Feb 10, 2010, 2:04 AM EDT
The Blazers continue to give it the ol’ college try despite losing half their team to injury (including their coach splitting an ACL- seriously, what did Portland do to the Fates?). Granted, sometimes the ol’ college try is interpreted literally, clanging mid-range jumpers and lacking a consistent defensive force inside, but you know what we mean. Last night they continued that effort, staying in a close game with the Thunder all the way until the final quarter, at which point Jeff Harden and Kevin Durant took over, the Blazers had no one to score with, and the hometown crowd fell into a disappointed lull. Long before then, though, Blazers coach Nate McMillan considered his squad to be starting in an energy deficit. And in the midst of a frustrated press conference following a frustrating loss in a frustrating season, McMillan finally turned on an ally, everyone’s ally, the energy drink Red Bull. From Oregon Live’s transcript of McMIllan’s postgame comments:
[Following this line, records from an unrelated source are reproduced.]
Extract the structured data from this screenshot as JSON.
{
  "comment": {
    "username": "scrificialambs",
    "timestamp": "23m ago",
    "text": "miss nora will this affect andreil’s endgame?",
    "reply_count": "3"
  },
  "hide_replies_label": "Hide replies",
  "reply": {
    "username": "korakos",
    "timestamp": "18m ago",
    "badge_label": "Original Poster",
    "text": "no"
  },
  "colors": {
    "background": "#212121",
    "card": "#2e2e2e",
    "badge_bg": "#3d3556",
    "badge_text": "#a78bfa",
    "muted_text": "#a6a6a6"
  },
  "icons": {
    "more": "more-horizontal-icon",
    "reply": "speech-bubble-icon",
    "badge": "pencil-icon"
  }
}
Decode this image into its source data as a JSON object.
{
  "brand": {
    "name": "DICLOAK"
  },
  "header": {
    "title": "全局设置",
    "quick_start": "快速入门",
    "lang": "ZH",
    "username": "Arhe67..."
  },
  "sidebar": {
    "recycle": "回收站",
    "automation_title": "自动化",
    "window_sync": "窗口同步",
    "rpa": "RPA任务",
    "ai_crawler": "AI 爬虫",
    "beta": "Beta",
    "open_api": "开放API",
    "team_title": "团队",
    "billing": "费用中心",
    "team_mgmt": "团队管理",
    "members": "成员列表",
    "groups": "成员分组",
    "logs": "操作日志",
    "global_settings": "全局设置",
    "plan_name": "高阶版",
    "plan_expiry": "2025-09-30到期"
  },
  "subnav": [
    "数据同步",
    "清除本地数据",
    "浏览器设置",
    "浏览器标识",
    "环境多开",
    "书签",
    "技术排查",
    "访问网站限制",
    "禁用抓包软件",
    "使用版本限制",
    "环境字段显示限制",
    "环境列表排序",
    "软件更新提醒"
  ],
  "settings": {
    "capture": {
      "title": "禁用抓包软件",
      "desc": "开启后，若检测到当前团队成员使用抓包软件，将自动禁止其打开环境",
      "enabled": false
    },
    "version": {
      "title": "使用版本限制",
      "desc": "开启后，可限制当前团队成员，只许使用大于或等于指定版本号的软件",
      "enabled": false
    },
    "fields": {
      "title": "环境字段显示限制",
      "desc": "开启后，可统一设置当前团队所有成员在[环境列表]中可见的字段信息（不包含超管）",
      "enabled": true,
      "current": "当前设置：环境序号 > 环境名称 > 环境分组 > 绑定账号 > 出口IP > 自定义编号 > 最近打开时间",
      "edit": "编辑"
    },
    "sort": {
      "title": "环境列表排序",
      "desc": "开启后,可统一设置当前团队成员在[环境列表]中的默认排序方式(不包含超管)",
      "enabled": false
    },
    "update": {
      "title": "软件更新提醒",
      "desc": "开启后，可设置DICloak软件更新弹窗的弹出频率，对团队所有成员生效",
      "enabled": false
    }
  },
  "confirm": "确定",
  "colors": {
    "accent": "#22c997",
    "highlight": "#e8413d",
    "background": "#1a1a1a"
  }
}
“I thought before the game we looked like we were a little flat. I saw a lot of cans of Red Bull up to guys mouths and (it) looked like we crashed. Seriously. We were flat from the start. I was hoping that the (new starting) unit that I put out there would give us some spark (but) we got off to a slow start. So we weren’t sharp at all.”
Taken in context, McMillan was just spouting off randomly to show how meaningless trying to identify the culprit is. The All-Star break could not come at a better time for the Blazers.
That said, Coach McMillan has no right to attack the tasty beverage that is Red Bull. Sure, you can go that route, laud the upside of Monster and 5-Hour Energy, but eventually, you have to dance with the one that brung you. And for all its inconsistencies, Red Bull has been there for the Blazers before Greg Oden, and it will be there after. Lashing out shows a lack of leadership, and advertising slogans. It gives you wings, coach. Duh.
In all seriousness, McMillan struggled early in the season integrating Andre Miller, dealing with Greg Oden’s growing pains, finding enough touches, and then injury after injury hit, and McMillan actually improved. His best work has been with a ragtag group of leftovers, and for that he deserves to be commended. It’s a shame that talent is such a determining factor in this league, because two of its better coaches, McMIllan and Houston’s Rick Adelman, face a daunting future simply because the succubus of injury have swept into their villages and plucked away their players to Suitland.
Either way, I’d expect a healthier pre-game assortment for the Blazers next game. Perhaps some V-8, or some mango juice.